Three steps in creating a vector.

Projection Operators

Now the question becomes: how can we calculate the components in the different directions? The way we learn to do this with vectors is by projection. So, we need projection operators. Things that eat our vector, \(\vec r\), and spit out the components in the \(\hat x\) and \(\hat y\) directions. For the example vector above, this would be:

\(\begin{aligned}\text{Proj}_x(\vec r)&=a,\\\text{Proj}_y(\vec r)&=b.\end{aligned}\)

 We want these projection operators to have a few properties, and as long as they have these properties, any operator we can cook up will work. We want the projection operator in the \(x\) direction to only pick out the \(x\) component of our vector. If there is an \(x\)  component, the projection operator should return it, and if there is no \(x\) component, it should return zero.

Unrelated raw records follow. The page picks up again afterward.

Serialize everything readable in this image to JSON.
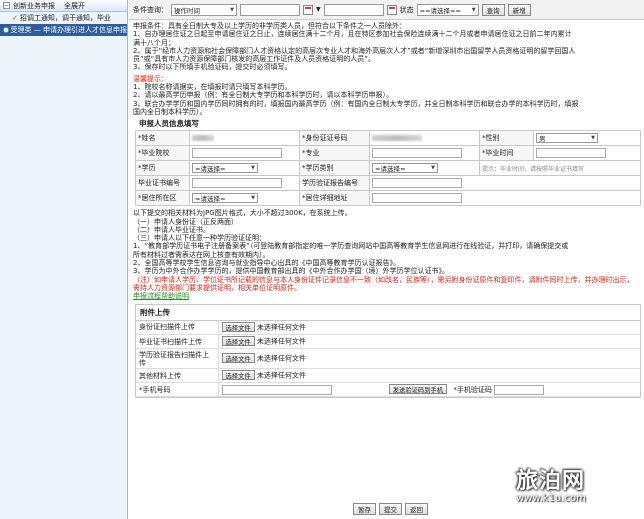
{
  "sidebar": {
    "top_tab": "创新业务申报",
    "top_tab2": "全展开",
    "items": [
      {
        "label": "招调工通知，调干通知，毕业"
      },
      {
        "label": "受理类 — 申请办理引进人才信息申报"
      }
    ]
  },
  "search": {
    "condition_label": "条件查询：",
    "field_option": "操作时间",
    "status_label": "状态",
    "status_option": "==请选择==",
    "query_btn": "查询",
    "add_btn": "新增"
  },
  "intro": {
    "l1": "申报条件：具有全日制大专及以上学历的非学历类人员，但符合以下条件之一人员除外：",
    "l2": "1、自办理居住证之日起至申请居住证之日止，连续居住满十二个月，且在特区参加社会保险连续满十二个月或者申请居住证之日前二年内累计",
    "l2b": "满十八个月；",
    "l3": "2、属于“经市人力资源和社会保障部门人才资格认定的高层次专业人才和海外高层次人才”或者“新增深圳市出国留学人员资格证明的留学回国人",
    "l3b": "员”或“具有市人力资源保障部门核发的高层工作证件及人员资格证明的人员”。",
    "l4": "3、保存时以下所填手机验证码，提交时必须填写。"
  },
  "tips": {
    "title": "温馨提示：",
    "t1": "1、院校名称请据实，在填报时请只填写本科学历。",
    "t2": "2、请以最高学历申报（例：有全日制大专学历和本科学历时，请以本科学历申报）。",
    "t3": "3、联合办学学历和国内学历同时拥有的时，填报国内最高学历（例：有国内全日制大专学历，并全日制本科学历和联合办学的本科学历时，填报",
    "t3b": "国内全日制本科学历）。"
  },
  "form": {
    "title": "申报人员信息填写",
    "name_label": "*姓名",
    "id_label": "*身份证证号码",
    "gender_label": "*性别",
    "gender_option": "男",
    "school_label": "*毕业院校",
    "major_label": "*专业",
    "grad_time_label": "*毕业时间",
    "degree_label": "*学历",
    "degree_option": "=请选择=",
    "degree_type_label": "*学历类别",
    "degree_type_option": "=请选择=",
    "hint": "提示：毕业时间，请按照毕业证书填写",
    "cert_label": "毕业证书编号",
    "verify_label": "学历验证报告编号",
    "district_label": "*居住所在区",
    "district_option": "=请选择=",
    "addr_label": "*居住详细地址"
  },
  "upload_notes": {
    "n0": "以下提交的相关材料为JPG图片格式，大小不超过300K，在系统上传。",
    "n1": "（一）申请人身份证（正反两面）",
    "n2": "（二）申请人毕业证书。",
    "n3": "（三）申请人以下任意一种学历验证证明：",
    "n4": "1、“教育部学历证书电子注册备案表”（可登陆教育部指定的唯一学历查询网站中国高等教育学生信息网进行在线验证，并打印，请确保提交或",
    "n4b": "所有材料过者需表达在网上核查有效期内）。",
    "n5": "2、全国高等学校学生信息咨询与就业指导中心出具的《中国高等教育学历认证报告》。",
    "n6": "3、学历为中外合作办学学历的，提供中国教育部出具的《中外合作办学国（境）外学历学位认证书》。",
    "red1": "（注）如申请人学历、学位证书所记载的信息与本人身份证件记录信息不一致（如改名，民族等），需另附身份证原件和复印件，请附件同时上传，并办理时出示，",
    "red2": "需持人力资源部门要求提供证明，相关单位证明原件。",
    "green": "申报流程帮助说明"
  },
  "upload": {
    "title": "附件上传",
    "rows": [
      {
        "label": "身份证扫描件上传",
        "btn": "选择文件",
        "status": "未选择任何文件"
      },
      {
        "label": "毕业证书扫描件上传",
        "btn": "选择文件",
        "status": "未选择任何文件"
      },
      {
        "label": "学历验证报告扫描件上传",
        "btn": "选择文件",
        "status": "未选择任何文件"
      },
      {
        "label": "其他材料上传",
        "btn": "选择文件",
        "status": "未选择任何文件"
      }
    ],
    "phone_label": "*手机号码",
    "send_code_btn": "发送验证码到手机",
    "code_label": "*手机验证码"
  },
  "actions": {
    "save": "暂存",
    "submit": "提交",
    "back": "返回"
  },
  "watermark": {
    "name": "旅泊网",
    "url": "www.k1u.com"
  }
}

Great! Because we have used vectors before, we know that the projection operators are dot products with the unit vectors.

\(\begin{aligned}\text{Proj}_x(\vec r) &= \hat x\cdot\vec r=a\\\text{Proj}_y(\vec r) &= \hat y\cdot\vec r = b\end{aligned}\)

We can also check that these projection operators satisfy the properties that we wanted our operators to have.

So, now we have a way to take some arbitrary vector—maybe it was given to us in magnitude and angle form—and break it into components for our chosen basis.

Vector Rebuilder

The last tool we want is a way of taking our components and rebuilding our vector in our chosen basis. I don't know of a mathematical name for this, so I'm going to call it a vector rebuilder. We know how to do this with our basis unit vectors:

\(\vec r = a\hat x+b\hat y = \text{Proj}_x(\vec r) \hat x+\text{Proj}_y(\vec r)\hat y = \sum_{e=x,y}\text{Proj}_e(\vec r)\hat e.\)

So, to recap, we have developed three tools:

  • Basis: chosen set of unit vectors that allow us to describe any vector as a unique linear combination of them.
  • Projection Operators: set of operators that allow us to calculate the components of a vector along any basis vector.
  • Vector Rebuilder: expression that gives us our vector in terms of our basis and projection operators.

This may seem silly or overly pedantic, but during Part 2, I'll (hopefully) make it clear how we can develop these same tools for Fourier analysis and use them to gain some intuition for the goals and techniques used.

Youtube companion to this post: